Succession is an in-depth study of generational trauma

This article contains minor spoilers for “Succession”.

“Succession” is a comedy-drama series by Jesse Armstrong that premiered on HBO in 2018. The show follows the turbulent relationships and business endeavors of the Roy family, headed by media mogul and billionaire Logan Roy.

The show is mostly known for its crude, bizarre, and larger than life humor. And while it is a very funny and entertaining show, the most interesting part is the characters. The Roy family consists of the patriarch, Logan, and his four children: Connor, Kendall, Roman, and Siobhan “Shiv” Roy. The relationships between Logan and his children is complex and fascinating.

Logan Roy (played by Brian Cox) is an intense, compelling, and multifaceted character. He is, without a doubt, the worst person on the show. Logan is a bigoted, abusive, and cold character, and this shows in his relationships with his children. Throughout the series, Logan is explicitly and implicitly shown to be verbally, emotionally, and sometimes physically abusive toward his children. It is easy to hate Logan at first, especially when we see the damage he has done to those around him. In the episode season one episode “Austerlitz”, however, Logan is humanized in a startling way. When Logan climbs out of the pool, the viewers see the multitude of scars (probably from a whip or cane) on his back. This aligns with Logan’s mentions of the strict and violent Uncle Noah who raised him. We can see the Roy family through a different lens by understanding that Logan’s behavior is part of an inter-generational cycle of abuse.

All four children carry this abuse with them, and hurt those around them. The most significant perpetrators of this cycle are Roman and Shiv. Roman (Kieran Culkin) copes with his deep seeded insecurities by ridiculing and degrading those around him. Rather than face serious subjects, he treats everything like a joke and says mean-spirited things in order to deflect. This inability to be genuine has led to familial rifts and breakups with his two girlfriends.

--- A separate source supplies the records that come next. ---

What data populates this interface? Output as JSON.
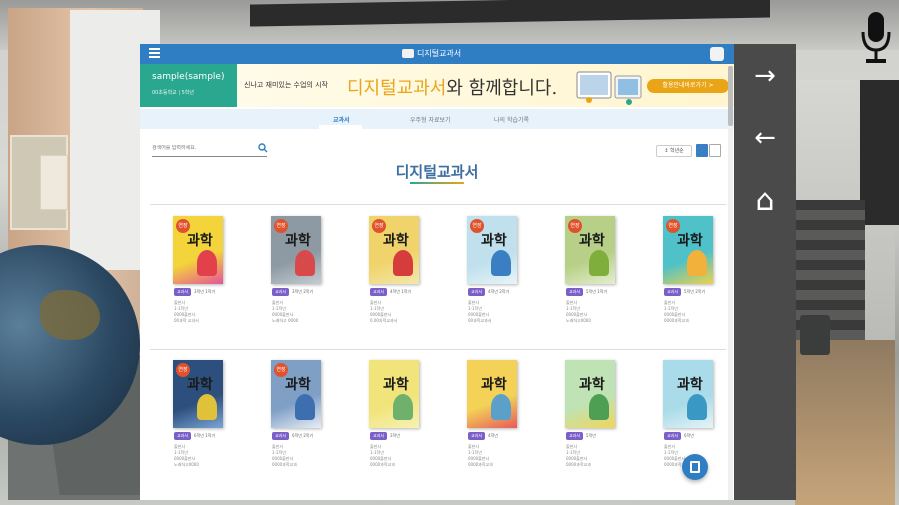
{
  "topbar": {
    "brand": "디지털교과서"
  },
  "user": {
    "name": "sample(sample)",
    "school": "00초등학교 | 5학년"
  },
  "banner": {
    "sub": "신나고 재미있는 수업의 시작",
    "main_highlight": "디지털교과서",
    "main_rest": "와 함께합니다.",
    "button": "활용안내바로가기 >"
  },
  "tabs": [
    "교과서",
    "우주형 자료보기",
    "나의 학습기록"
  ],
  "search": {
    "placeholder": "검색어를 입력하세요."
  },
  "page_title": "디지털교과서",
  "sort": {
    "label": "↕ 학년순"
  },
  "books": [
    {
      "title": "과학",
      "tag": "교과서",
      "grade": "3학년 1학기",
      "info": [
        "출판사",
        "1-1학년",
        "0000출판사",
        "00과학 교과서"
      ],
      "badge": "연장",
      "color": "#f3d43a",
      "accent": "#e2404a",
      "accent2": "#e5539a"
    },
    {
      "title": "과학",
      "tag": "교과서",
      "grade": "3학년 2학기",
      "info": [
        "출판사",
        "1-1학년",
        "0000출판사",
        "노래하고 0000"
      ],
      "badge": "연장",
      "color": "#8d9aa3",
      "accent": "#d84a4a",
      "accent2": "#c5ccd2"
    },
    {
      "title": "과학",
      "tag": "교과서",
      "grade": "4학년 1학기",
      "info": [
        "출판사",
        "1-1학년",
        "0000출판사",
        "0.00과학교과서"
      ],
      "badge": "연장",
      "color": "#f0d46b",
      "accent": "#d63c3c",
      "accent2": "#f3e7ad"
    },
    {
      "title": "과학",
      "tag": "교과서",
      "grade": "4학년 2학기",
      "info": [
        "출판사",
        "1-1학년",
        "0000출판사",
        "00과학교과서"
      ],
      "badge": "연장",
      "color": "#bfe0ec",
      "accent": "#3a7fc4",
      "accent2": "#e7f4f8"
    },
    {
      "title": "과학",
      "tag": "교과서",
      "grade": "5학년 1학기",
      "info": [
        "출판사",
        "1-1학년",
        "0000출판사",
        "노래하고0000"
      ],
      "badge": "연장",
      "color": "#b7cf86",
      "accent": "#7fae3d",
      "accent2": "#e5edcf"
    },
    {
      "title": "과학",
      "tag": "교과서",
      "grade": "5학년 2학기",
      "info": [
        "출판사",
        "1-1학년",
        "0000출판사",
        "0000과학교과"
      ],
      "badge": "연장",
      "color": "#4ec1c9",
      "accent": "#f2b13a",
      "accent2": "#eed14a"
    },
    {
      "title": "과학",
      "tag": "교과서",
      "grade": "6학년 1학기",
      "info": [
        "출판사",
        "1-1학년",
        "0000출판사",
        "노래하고0000"
      ],
      "badge": "연장",
      "color": "#2d4f7d",
      "accent": "#e0c23a",
      "accent2": "#7aa6d6"
    },
    {
      "title": "과학",
      "tag": "교과서",
      "grade": "6학년 2학기",
      "info": [
        "출판사",
        "1-1학년",
        "0000출판사",
        "0000과학교과"
      ],
      "badge": "연장",
      "color": "#7f9fc5",
      "accent": "#3d6fb0",
      "accent2": "#e8eef6"
    },
    {
      "title": "과학",
      "tag": "교과서",
      "grade": "3학년",
      "info": [
        "출판사",
        "1-1학년",
        "0000출판사",
        "0000과학교과"
      ],
      "badge": "",
      "color": "#f1e47a",
      "accent": "#6fb06c",
      "accent2": "#f7f1b4"
    },
    {
      "title": "과학",
      "tag": "교과서",
      "grade": "4학년",
      "info": [
        "출판사",
        "1-1학년",
        "0000출판사",
        "0000과학교과"
      ],
      "badge": "",
      "color": "#f3d257",
      "accent": "#5aa0c8",
      "accent2": "#e85a5a"
    },
    {
      "title": "과학",
      "tag": "교과서",
      "grade": "5학년",
      "info": [
        "출판사",
        "1-1학년",
        "0000출판사",
        "0000과학교과"
      ],
      "badge": "",
      "color": "#bfe3b4",
      "accent": "#4e9f54",
      "accent2": "#f0d65a"
    },
    {
      "title": "과학",
      "tag": "교과서",
      "grade": "6학년",
      "info": [
        "출판사",
        "1-1학년",
        "0000출판사",
        "0000과학교과"
      ],
      "badge": "",
      "color": "#a9dbe8",
      "accent": "#3a98c4",
      "accent2": "#e7f3f7"
    }
  ],
  "nav": {
    "forward": "→",
    "back": "←",
    "home": "⌂"
  },
  "colors": {
    "primary": "#2f7ec4",
    "teal": "#2aa78f",
    "accent": "#e9a516",
    "tag": "#7a5fc9"
  }
}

Romantic issues are nothing new for the Roys. Shiv Roy (Sarah Snook), as the only daughter, is held to a different standard than her brothers. Because of this, she presents herself and cold and unfeeling in order to avoid the emotional woman stereotype. The abuse stretches outside the family, with Shiv’s callous attitude toward her husband, Tom (Matthew McFadyen). He, in turn, takes this out on his assistant Greg (Nicholas Braun).

Overall, “Succession” is a lot of things: a comedy, drama, a Shakespearean epic. But most of all it serves as a genuine glimpse into how trauma can spread throughout generations and corrupt everyone in its grasp. Sure, most of us can’t relate to being a billionaire, but we can all relate to familial issues and how they spread without intervention.